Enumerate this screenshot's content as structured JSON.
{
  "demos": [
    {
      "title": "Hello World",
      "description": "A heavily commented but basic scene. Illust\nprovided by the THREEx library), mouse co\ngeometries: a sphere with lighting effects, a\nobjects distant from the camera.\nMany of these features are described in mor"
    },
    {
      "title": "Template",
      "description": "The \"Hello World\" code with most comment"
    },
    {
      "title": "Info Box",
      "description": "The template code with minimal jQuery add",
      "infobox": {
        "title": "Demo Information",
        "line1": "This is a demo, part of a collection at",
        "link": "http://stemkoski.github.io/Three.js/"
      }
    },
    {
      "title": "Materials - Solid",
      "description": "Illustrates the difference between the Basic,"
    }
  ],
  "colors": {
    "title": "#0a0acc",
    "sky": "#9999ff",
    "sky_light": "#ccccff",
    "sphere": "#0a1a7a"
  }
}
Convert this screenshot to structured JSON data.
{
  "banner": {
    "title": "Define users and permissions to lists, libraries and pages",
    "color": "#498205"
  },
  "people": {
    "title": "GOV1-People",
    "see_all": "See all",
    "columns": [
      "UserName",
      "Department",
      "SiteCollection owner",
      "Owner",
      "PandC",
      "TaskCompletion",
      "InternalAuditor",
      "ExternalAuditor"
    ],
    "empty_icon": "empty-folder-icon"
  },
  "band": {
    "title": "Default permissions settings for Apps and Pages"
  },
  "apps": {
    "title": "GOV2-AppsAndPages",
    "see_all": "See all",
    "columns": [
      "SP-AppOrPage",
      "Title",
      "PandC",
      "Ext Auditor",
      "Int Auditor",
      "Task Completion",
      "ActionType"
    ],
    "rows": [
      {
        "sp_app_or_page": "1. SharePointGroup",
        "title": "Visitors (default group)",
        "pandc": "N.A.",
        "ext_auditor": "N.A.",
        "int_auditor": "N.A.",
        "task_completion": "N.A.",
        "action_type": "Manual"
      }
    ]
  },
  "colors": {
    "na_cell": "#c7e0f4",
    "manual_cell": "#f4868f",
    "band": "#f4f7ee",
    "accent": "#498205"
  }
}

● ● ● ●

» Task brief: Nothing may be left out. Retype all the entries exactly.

» Your solution:
Enumerate this screenshot's content as structured JSON.
{
  "demos": [
    {
      "title": "Hello World",
      "description": "A heavily commented but basic scene. Illust\nprovided by the THREEx library), mouse co\ngeometries: a sphere with lighting effects, a\nobjects distant from the camera.\nMany of these features are described in mor"
    },
    {
      "title": "Template",
      "description": "The \"Hello World\" code with most comment"
    },
    {
      "title": "Info Box",
      "description": "The template code with minimal jQuery add",
      "infobox": {
        "title": "Demo Information",
        "line1": "This is a demo, part of a collection at",
        "link": "http://stemkoski.github.io/Three.js/"
      }
    },
    {
      "title": "Materials - Solid",
      "description": "Illustrates the difference between the Basic,"
    }
  ],
  "colors": {
    "title": "#0a0acc",
    "sky": "#9999ff",
    "sky_light": "#ccccff",
    "sphere": "#0a1a7a"
  }
}
Convert this screenshot to structured JSON data.
{
  "banner": {
    "title": "Define users and permissions to lists, libraries and pages",
    "color": "#498205"
  },
  "people": {
    "title": "GOV1-People",
    "see_all": "See all",
    "columns": [
      "UserName",
      "Department",
      "SiteCollection owner",
      "Owner",
      "PandC",
      "TaskCompletion",
      "InternalAuditor",
      "ExternalAuditor"
    ],
    "empty_icon": "empty-folder-icon"
  },
  "band": {
    "title": "Default permissions settings for Apps and Pages"
  },
  "apps": {
    "title": "GOV2-AppsAndPages",
    "see_all": "See all",
    "columns": [
      "SP-AppOrPage",
      "Title",
      "PandC",
      "Ext Auditor",
      "Int Auditor",
      "Task Completion",
      "ActionType"
    ],
    "rows": [
      {
        "sp_app_or_page": "1. SharePointGroup",
        "title": "Visitors (default group)",
        "pandc": "N.A.",
        "ext_auditor": "N.A.",
        "int_auditor": "N.A.",
        "task_completion": "N.A.",
        "action_type": "Manual"
      }
    ]
  },
  "colors": {
    "na_cell": "#c7e0f4",
    "manual_cell": "#f4868f",
    "band": "#f4f7ee",
    "accent": "#498205"
  }
}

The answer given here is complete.